BEGIN Data for analysis
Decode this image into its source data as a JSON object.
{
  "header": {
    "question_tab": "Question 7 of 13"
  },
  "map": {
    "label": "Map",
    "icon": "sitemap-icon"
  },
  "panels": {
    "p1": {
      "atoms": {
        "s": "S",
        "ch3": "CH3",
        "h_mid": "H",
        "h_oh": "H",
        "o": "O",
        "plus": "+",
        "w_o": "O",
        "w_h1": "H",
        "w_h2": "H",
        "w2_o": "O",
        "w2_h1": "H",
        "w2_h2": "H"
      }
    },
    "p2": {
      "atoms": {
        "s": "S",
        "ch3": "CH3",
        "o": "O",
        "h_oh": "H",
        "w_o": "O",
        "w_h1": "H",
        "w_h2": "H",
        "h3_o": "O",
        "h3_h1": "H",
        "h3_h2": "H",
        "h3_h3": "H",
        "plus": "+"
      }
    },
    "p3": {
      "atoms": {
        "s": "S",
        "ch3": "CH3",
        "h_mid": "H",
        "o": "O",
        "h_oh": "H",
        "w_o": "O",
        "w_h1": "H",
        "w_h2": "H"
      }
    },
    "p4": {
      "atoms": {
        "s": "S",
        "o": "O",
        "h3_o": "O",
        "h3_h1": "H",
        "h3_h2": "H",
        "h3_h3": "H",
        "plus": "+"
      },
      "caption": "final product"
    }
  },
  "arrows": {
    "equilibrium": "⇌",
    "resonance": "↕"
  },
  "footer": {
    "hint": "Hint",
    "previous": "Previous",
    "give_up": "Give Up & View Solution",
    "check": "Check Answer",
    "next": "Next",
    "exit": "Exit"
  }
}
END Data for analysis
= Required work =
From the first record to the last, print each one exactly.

= Expected output =
Decode this image into its source data as a JSON object.
{
  "header": {
    "question_tab": "Question 7 of 13"
  },
  "map": {
    "label": "Map",
    "icon": "sitemap-icon"
  },
  "panels": {
    "p1": {
      "atoms": {
        "s": "S",
        "ch3": "CH3",
        "h_mid": "H",
        "h_oh": "H",
        "o": "O",
        "plus": "+",
        "w_o": "O",
        "w_h1": "H",
        "w_h2": "H",
        "w2_o": "O",
        "w2_h1": "H",
        "w2_h2": "H"
      }
    },
    "p2": {
      "atoms": {
        "s": "S",
        "ch3": "CH3",
        "o": "O",
        "h_oh": "H",
        "w_o": "O",
        "w_h1": "H",
        "w_h2": "H",
        "h3_o": "O",
        "h3_h1": "H",
        "h3_h2": "H",
        "h3_h3": "H",
        "plus": "+"
      }
    },
    "p3": {
      "atoms": {
        "s": "S",
        "ch3": "CH3",
        "h_mid": "H",
        "o": "O",
        "h_oh": "H",
        "w_o": "O",
        "w_h1": "H",
        "w_h2": "H"
      }
    },
    "p4": {
      "atoms": {
        "s": "S",
        "o": "O",
        "h3_o": "O",
        "h3_h1": "H",
        "h3_h2": "H",
        "h3_h3": "H",
        "plus": "+"
      },
      "caption": "final product"
    }
  },
  "arrows": {
    "equilibrium": "⇌",
    "resonance": "↕"
  },
  "footer": {
    "hint": "Hint",
    "previous": "Previous",
    "give_up": "Give Up & View Solution",
    "check": "Check Answer",
    "next": "Next",
    "exit": "Exit"
  }
}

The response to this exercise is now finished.